Parameter Estimation

Similar to the case of Logistic regression, the maximum likelihood estimators (MLEs) for (β0, β1 … etc.) are obtained by finding the values that maximizes log-likelihood.  In general, there are no closed-form solutions, so the ML estimates are obtained by using iterative algorithms such as Newton-Raphson (NR), Iteratively re-weighted least squares (IRWLS), etc.


The usual tools from the basic statistical inference and GLM are valid.

  • Confidence Intervals and Hypothesis tests for parameters
    • Wald statistics and asymptotic standard error (ASE)
    • Likelihood ratio tests
    • Score tests
  • Distribution of probability estimates
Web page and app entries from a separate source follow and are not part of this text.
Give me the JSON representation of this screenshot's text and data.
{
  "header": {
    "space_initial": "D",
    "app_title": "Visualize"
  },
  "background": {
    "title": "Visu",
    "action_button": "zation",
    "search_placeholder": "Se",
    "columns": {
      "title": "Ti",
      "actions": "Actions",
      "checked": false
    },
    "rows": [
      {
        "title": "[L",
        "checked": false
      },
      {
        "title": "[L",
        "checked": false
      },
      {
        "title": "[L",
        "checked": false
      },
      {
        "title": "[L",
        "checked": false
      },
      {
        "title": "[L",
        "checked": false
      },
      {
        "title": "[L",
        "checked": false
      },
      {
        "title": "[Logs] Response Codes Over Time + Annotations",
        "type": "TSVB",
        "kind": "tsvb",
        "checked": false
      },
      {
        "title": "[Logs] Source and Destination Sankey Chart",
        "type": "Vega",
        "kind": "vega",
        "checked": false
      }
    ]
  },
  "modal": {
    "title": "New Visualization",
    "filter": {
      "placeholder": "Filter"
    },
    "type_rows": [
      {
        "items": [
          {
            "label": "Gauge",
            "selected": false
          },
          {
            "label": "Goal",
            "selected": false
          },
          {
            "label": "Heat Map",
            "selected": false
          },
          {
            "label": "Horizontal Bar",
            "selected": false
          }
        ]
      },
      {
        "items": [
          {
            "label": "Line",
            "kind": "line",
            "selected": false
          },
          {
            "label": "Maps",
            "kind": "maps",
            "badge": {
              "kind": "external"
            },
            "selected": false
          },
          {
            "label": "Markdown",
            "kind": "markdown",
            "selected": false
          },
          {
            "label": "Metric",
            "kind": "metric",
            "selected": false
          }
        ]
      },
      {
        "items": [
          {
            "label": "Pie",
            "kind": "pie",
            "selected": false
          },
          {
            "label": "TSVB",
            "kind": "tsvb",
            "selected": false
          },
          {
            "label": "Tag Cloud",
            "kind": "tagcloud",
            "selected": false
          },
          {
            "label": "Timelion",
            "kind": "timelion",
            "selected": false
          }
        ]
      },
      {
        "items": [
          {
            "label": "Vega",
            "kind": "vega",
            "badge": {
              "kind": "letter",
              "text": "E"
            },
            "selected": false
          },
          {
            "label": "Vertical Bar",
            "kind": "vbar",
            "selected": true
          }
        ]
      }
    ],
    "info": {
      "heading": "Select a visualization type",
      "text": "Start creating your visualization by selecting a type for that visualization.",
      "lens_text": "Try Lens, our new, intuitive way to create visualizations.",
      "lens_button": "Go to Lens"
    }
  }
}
Model Fit

  • Overall goodness-of-fit statistics of the model are the same as for any GLM:
    • Pearson chi-square statistic, X2
    • Deviance, G2
    • Likelihood ratio test, and statistic, ΔG2
  • Residual analysis: Pearson, deviance, adjusted residuals, etc...
  • Overdispersion
    • Recall that a Poisson random variable has the same mean and variance, e.g., \(E(Y)=Var(Y)=\mu\)
    • Overdispersion means that observed variance is larger than the assumed variance, i.e., \(Var(Y)=\varphi\mu\) where φ is a scale parameter like we saw in logistic regression.
    • Two typical solutions are:
      • Adjust for overdispersion (like in logistic regression) where we estimate \(\varphi=X^2/(N-p)\), and adjust the standard errors and test statistics.
      • Use negative binomial regression instead (see notes on ANGEL), where the response Y is assumed to follow a Negative Binomial distribution, \(E(Y)=\mu\) and \(Var(Y)=\mu+D\mu^2\). The index D is a called a dispersion parameter. Greater heterogeneity in the Poisson means results in a larger value of D. As D approaches 0, Var(Y) will approach μ , and the negative binomial and Poisson regression will give the same inference. 

In the next couple of pages because the explanations are quite lengthy, we will take a look using the Poisson Regression Model for count data first working with SAS, and then in the next page using R.

In SAS we can use  PROC GENMOD which is a general procedure for fitting any GLM.  Many parts of the input and output will be similar to what we saw with PROC LOGISTIC.  In R we can still use glm().